◆ Component data from apps and pages
=======

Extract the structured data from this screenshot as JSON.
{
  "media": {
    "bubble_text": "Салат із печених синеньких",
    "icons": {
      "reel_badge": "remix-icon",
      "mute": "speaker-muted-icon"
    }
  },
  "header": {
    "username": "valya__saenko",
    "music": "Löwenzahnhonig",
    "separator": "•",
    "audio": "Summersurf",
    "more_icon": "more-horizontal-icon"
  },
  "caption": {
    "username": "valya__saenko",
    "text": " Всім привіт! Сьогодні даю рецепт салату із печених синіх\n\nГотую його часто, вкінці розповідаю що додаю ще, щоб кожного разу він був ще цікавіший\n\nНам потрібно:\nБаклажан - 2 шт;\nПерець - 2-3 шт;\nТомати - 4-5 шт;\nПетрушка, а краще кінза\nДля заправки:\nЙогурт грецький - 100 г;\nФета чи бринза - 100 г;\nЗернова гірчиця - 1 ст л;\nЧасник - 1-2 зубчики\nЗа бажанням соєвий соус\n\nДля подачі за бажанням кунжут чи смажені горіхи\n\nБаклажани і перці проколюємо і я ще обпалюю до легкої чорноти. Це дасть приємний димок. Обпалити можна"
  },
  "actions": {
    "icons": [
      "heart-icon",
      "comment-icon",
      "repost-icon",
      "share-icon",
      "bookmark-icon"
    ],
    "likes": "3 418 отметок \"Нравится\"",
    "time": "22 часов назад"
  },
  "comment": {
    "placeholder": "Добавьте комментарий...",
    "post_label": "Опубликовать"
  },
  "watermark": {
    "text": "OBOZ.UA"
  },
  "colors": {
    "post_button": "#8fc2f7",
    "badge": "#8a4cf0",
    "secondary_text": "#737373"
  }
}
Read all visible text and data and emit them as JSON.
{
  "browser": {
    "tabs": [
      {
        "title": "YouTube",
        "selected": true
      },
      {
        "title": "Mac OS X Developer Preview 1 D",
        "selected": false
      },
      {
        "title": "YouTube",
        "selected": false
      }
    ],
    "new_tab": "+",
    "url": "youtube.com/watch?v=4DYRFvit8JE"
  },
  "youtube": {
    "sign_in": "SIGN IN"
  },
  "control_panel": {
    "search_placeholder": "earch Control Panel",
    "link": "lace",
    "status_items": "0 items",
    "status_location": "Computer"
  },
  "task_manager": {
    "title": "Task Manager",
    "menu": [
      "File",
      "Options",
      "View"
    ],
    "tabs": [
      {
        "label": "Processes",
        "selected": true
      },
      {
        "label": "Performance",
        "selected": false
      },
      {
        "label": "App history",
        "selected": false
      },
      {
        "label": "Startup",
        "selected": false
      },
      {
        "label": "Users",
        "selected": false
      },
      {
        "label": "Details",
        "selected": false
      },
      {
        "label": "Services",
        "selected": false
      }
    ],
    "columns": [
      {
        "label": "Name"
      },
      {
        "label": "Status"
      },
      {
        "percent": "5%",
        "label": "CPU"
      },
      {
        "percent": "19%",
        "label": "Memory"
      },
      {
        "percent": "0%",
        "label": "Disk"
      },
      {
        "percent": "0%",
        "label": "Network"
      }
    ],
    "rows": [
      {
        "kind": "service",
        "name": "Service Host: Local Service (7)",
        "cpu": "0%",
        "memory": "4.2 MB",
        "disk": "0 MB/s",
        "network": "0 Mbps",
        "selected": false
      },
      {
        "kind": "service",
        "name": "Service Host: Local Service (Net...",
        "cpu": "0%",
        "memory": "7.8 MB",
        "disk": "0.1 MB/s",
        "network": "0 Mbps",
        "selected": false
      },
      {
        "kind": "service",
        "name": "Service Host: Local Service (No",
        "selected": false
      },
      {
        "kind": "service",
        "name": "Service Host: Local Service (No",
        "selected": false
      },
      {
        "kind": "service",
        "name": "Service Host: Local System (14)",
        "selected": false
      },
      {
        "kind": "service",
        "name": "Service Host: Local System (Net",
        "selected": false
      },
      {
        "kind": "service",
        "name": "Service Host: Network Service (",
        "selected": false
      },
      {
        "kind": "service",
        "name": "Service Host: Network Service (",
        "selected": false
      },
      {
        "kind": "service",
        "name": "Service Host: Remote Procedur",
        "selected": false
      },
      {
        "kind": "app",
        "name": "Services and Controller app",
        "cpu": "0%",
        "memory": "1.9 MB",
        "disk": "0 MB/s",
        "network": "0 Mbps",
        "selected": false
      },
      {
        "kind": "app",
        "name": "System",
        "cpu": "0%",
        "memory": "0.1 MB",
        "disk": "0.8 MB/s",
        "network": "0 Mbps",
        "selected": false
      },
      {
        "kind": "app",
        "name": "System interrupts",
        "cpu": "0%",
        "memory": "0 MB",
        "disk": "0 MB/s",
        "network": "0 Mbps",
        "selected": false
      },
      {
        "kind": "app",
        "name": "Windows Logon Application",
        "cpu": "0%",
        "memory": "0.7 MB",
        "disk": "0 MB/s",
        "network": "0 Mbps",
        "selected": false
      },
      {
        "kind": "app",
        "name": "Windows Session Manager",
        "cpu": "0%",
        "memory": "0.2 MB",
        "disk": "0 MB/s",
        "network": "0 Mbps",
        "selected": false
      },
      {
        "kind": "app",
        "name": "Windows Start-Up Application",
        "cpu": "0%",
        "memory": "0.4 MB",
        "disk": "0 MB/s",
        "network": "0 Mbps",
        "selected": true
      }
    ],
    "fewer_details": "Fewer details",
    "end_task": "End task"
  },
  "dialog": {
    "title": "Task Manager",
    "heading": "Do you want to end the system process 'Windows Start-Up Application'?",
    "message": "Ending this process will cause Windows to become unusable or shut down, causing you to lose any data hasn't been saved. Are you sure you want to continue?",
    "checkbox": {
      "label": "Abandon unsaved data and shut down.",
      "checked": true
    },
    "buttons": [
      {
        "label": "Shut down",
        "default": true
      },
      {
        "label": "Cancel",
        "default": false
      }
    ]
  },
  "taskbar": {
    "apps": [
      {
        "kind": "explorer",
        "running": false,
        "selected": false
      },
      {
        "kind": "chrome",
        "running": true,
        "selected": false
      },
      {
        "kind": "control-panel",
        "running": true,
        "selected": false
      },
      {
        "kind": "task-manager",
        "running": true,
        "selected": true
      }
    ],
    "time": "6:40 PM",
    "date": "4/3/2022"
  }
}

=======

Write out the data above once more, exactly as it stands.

Extract the structured data from this screenshot as JSON.
{
  "media": {
    "bubble_text": "Салат із печених синеньких",
    "icons": {
      "reel_badge": "remix-icon",
      "mute": "speaker-muted-icon"
    }
  },
  "header": {
    "username": "valya__saenko",
    "music": "Löwenzahnhonig",
    "separator": "•",
    "audio": "Summersurf",
    "more_icon": "more-horizontal-icon"
  },
  "caption": {
    "username": "valya__saenko",
    "text": " Всім привіт! Сьогодні даю рецепт салату із печених синіх\n\nГотую його часто, вкінці розповідаю що додаю ще, щоб кожного разу він був ще цікавіший\n\nНам потрібно:\nБаклажан - 2 шт;\nПерець - 2-3 шт;\nТомати - 4-5 шт;\nПетрушка, а краще кінза\nДля заправки:\nЙогурт грецький - 100 г;\nФета чи бринза - 100 г;\nЗернова гірчиця - 1 ст л;\nЧасник - 1-2 зубчики\nЗа бажанням соєвий соус\n\nДля подачі за бажанням кунжут чи смажені горіхи\n\nБаклажани і перці проколюємо і я ще обпалюю до легкої чорноти. Це дасть приємний димок. Обпалити можна"
  },
  "actions": {
    "icons": [
      "heart-icon",
      "comment-icon",
      "repost-icon",
      "share-icon",
      "bookmark-icon"
    ],
    "likes": "3 418 отметок \"Нравится\"",
    "time": "22 часов назад"
  },
  "comment": {
    "placeholder": "Добавьте комментарий...",
    "post_label": "Опубликовать"
  },
  "watermark": {
    "text": "OBOZ.UA"
  },
  "colors": {
    "post_button": "#8fc2f7",
    "badge": "#8a4cf0",
    "secondary_text": "#737373"
  }
}
Read all visible text and data and emit them as JSON.
{
  "browser": {
    "tabs": [
      {
        "title": "YouTube",
        "selected": true
      },
      {
        "title": "Mac OS X Developer Preview 1 D",
        "selected": false
      },
      {
        "title": "YouTube",
        "selected": false
      }
    ],
    "new_tab": "+",
    "url": "youtube.com/watch?v=4DYRFvit8JE"
  },
  "youtube": {
    "sign_in": "SIGN IN"
  },
  "control_panel": {
    "search_placeholder": "earch Control Panel",
    "link": "lace",
    "status_items": "0 items",
    "status_location": "Computer"
  },
  "task_manager": {
    "title": "Task Manager",
    "menu": [
      "File",
      "Options",
      "View"
    ],
    "tabs": [
      {
        "label": "Processes",
        "selected": true
      },
      {
        "label": "Performance",
        "selected": false
      },
      {
        "label": "App history",
        "selected": false
      },
      {
        "label": "Startup",
        "selected": false
      },
      {
        "label": "Users",
        "selected": false
      },
      {
        "label": "Details",
        "selected": false
      },
      {
        "label": "Services",
        "selected": false
      }
    ],
    "columns": [
      {
        "label": "Name"
      },
      {
        "label": "Status"
      },
      {
        "percent": "5%",
        "label": "CPU"
      },
      {
        "percent": "19%",
        "label": "Memory"
      },
      {
        "percent": "0%",
        "label": "Disk"
      },
      {
        "percent": "0%",
        "label": "Network"
      }
    ],
    "rows": [
      {
        "kind": "service",
        "name": "Service Host: Local Service (7)",
        "cpu": "0%",
        "memory": "4.2 MB",
        "disk": "0 MB/s",
        "network": "0 Mbps",
        "selected": false
      },
      {
        "kind": "service",
        "name": "Service Host: Local Service (Net...",
        "cpu": "0%",
        "memory": "7.8 MB",
        "disk": "0.1 MB/s",
        "network": "0 Mbps",
        "selected": false
      },
      {
        "kind": "service",
        "name": "Service Host: Local Service (No",
        "selected": false
      },
      {
        "kind": "service",
        "name": "Service Host: Local Service (No",
        "selected": false
      },
      {
        "kind": "service",
        "name": "Service Host: Local System (14)",
        "selected": false
      },
      {
        "kind": "service",
        "name": "Service Host: Local System (Net",
        "selected": false
      },
      {
        "kind": "service",
        "name": "Service Host: Network Service (",
        "selected": false
      },
      {
        "kind": "service",
        "name": "Service Host: Network Service (",
        "selected": false
      },
      {
        "kind": "service",
        "name": "Service Host: Remote Procedur",
        "selected": false
      },
      {
        "kind": "app",
        "name": "Services and Controller app",
        "cpu": "0%",
        "memory": "1.9 MB",
        "disk": "0 MB/s",
        "network": "0 Mbps",
        "selected": false
      },
      {
        "kind": "app",
        "name": "System",
        "cpu": "0%",
        "memory": "0.1 MB",
        "disk": "0.8 MB/s",
        "network": "0 Mbps",
        "selected": false
      },
      {
        "kind": "app",
        "name": "System interrupts",
        "cpu": "0%",
        "memory": "0 MB",
        "disk": "0 MB/s",
        "network": "0 Mbps",
        "selected": false
      },
      {
        "kind": "app",
        "name": "Windows Logon Application",
        "cpu": "0%",
        "memory": "0.7 MB",
        "disk": "0 MB/s",
        "network": "0 Mbps",
        "selected": false
      },
      {
        "kind": "app",
        "name": "Windows Session Manager",
        "cpu": "0%",
        "memory": "0.2 MB",
        "disk": "0 MB/s",
        "network": "0 Mbps",
        "selected": false
      },
      {
        "kind": "app",
        "name": "Windows Start-Up Application",
        "cpu": "0%",
        "memory": "0.4 MB",
        "disk": "0 MB/s",
        "network": "0 Mbps",
        "selected": true
      }
    ],
    "fewer_details": "Fewer details",
    "end_task": "End task"
  },
  "dialog": {
    "title": "Task Manager",
    "heading": "Do you want to end the system process 'Windows Start-Up Application'?",
    "message": "Ending this process will cause Windows to become unusable or shut down, causing you to lose any data hasn't been saved. Are you sure you want to continue?",
    "checkbox": {
      "label": "Abandon unsaved data and shut down.",
      "checked": true
    },
    "buttons": [
      {
        "label": "Shut down",
        "default": true
      },
      {
        "label": "Cancel",
        "default": false
      }
    ]
  },
  "taskbar": {
    "apps": [
      {
        "kind": "explorer",
        "running": false,
        "selected": false
      },
      {
        "kind": "chrome",
        "running": true,
        "selected": false
      },
      {
        "kind": "control-panel",
        "running": true,
        "selected": false
      },
      {
        "kind": "task-manager",
        "running": true,
        "selected": true
      }
    ],
    "time": "6:40 PM",
    "date": "4/3/2022"
  }
}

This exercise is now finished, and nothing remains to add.